The volume of WA wool exports have been on a declining trend over the last decade. In 2009 69.2 million kg of wool was exported declining to 49.2 million in 2019. Australian wool exports were 360.7 million kg in 2009 but declined to 276.1 million in 2019.
Figure 14 WA and Australian wool exports by volume (Based on ABS data, DPIRD analysis)

The value of wool exports has not quite followed the same downward trajectory seen in wool receivals and wool exports by volume, as seen in Figure 15. In value terms, wool exports have been on a strong upwards trend for the last decade, peaking in 2018 at $3.9b nationally and $699.6m in WA. This was largely due to strengthening prices and improving wool quality with an increase of finer wool being produced by more specialised wool producers. The value of exports in 2018 was the highest seen since at least the mid-90’s.

In 2019, there was a decline in the value of wool exports due in part to a reduction in prices, but also a large decline in the volume exported due to tough seasons in the east and in parts of WA. Despite the decline, WA wool exports reached $608.6m, which was in the 83rd percentile (since 1996) meaning it was higher than 83% of the export values reached in this time.

There has been a general upwards trend in the value of wool exports from WA and Australia over the last decade.  In 2009 WA wool exports were worth $350.8 million. This increased to $699.6 million inn 2018 before falling to $608.6 million in 2019. Austral
Figure 15 WA and Australian wool exports by value (Based on ABS data, DPIRD analysis)

As evident in Figure 16 and Figure 17, China dominates WA’s wool exports and has done for well over a decade. In 2019, China accounted for 87% of the volume (43m kg greasy) and 88% of the value ($537.4m) of WA wool exports. Nationally, China accounted for around 77% of wool exports, making it the dominant player for the whole of Australia.

India was the second largest market for WA wool, taking 6% of wool exports, followed by Czechia with 2%.

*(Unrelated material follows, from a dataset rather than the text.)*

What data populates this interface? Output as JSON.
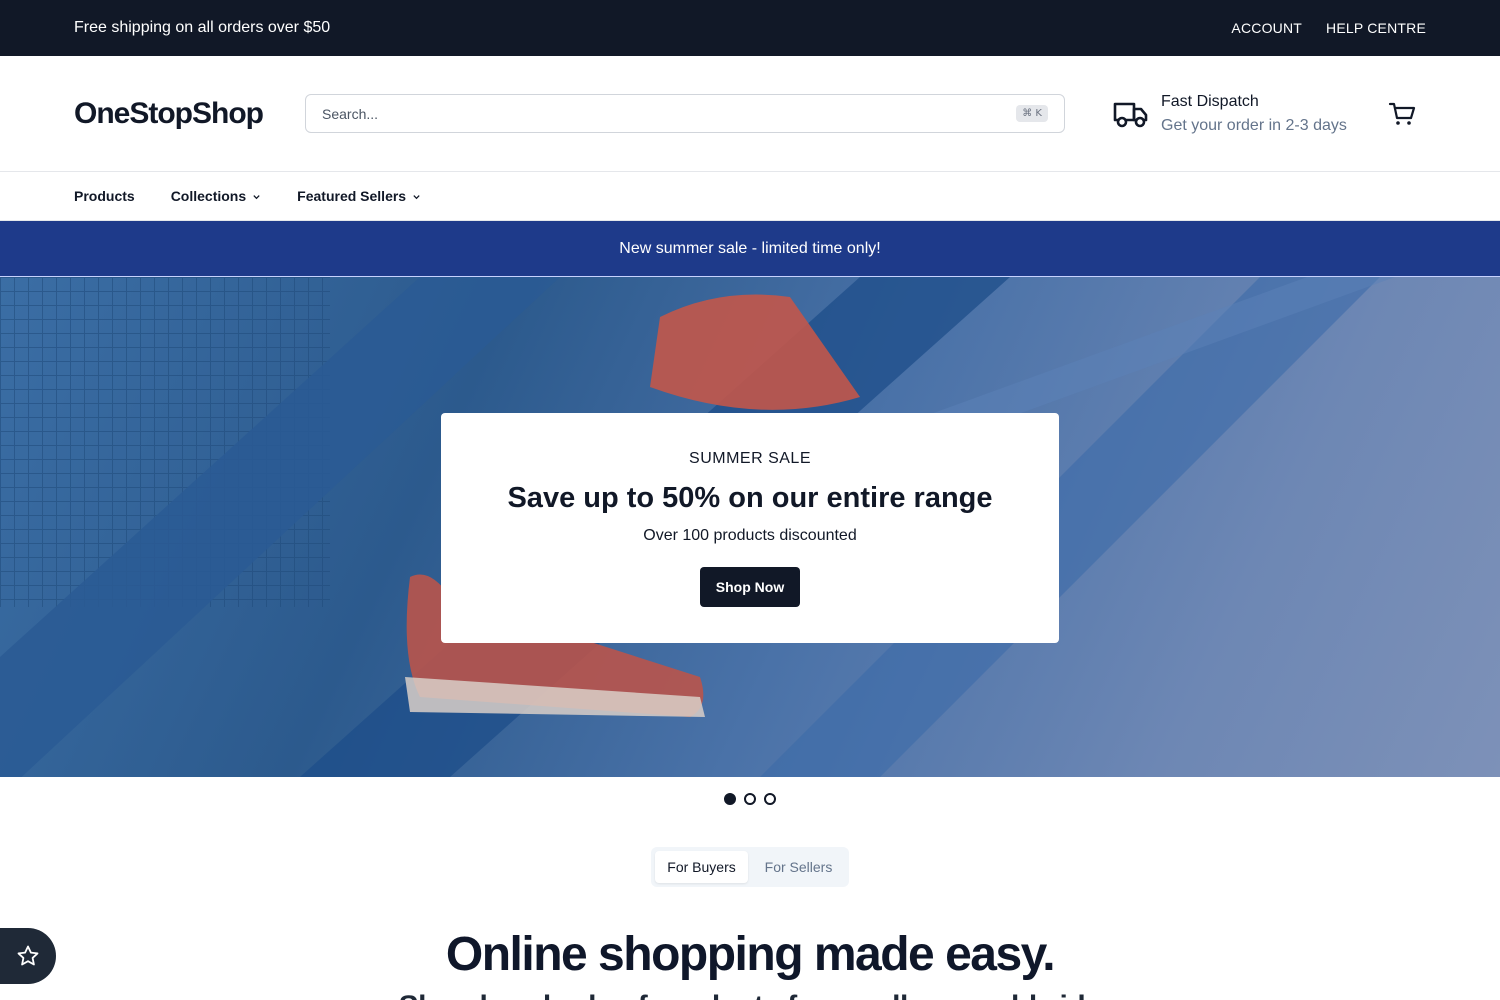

China is by far the largest market followed by India, Czechia, Malaysia, Italy and 11 others.
Figure 16 WA wool markets by volume (Based on ABS data, DPIRD analysis)
China was the largest market by value. This was followed by India, Czechia, Italy and Malaysia. There were 11 other markets.
Figure 17 WA wool markets by value (Based on ABS data, DPIRD analysis)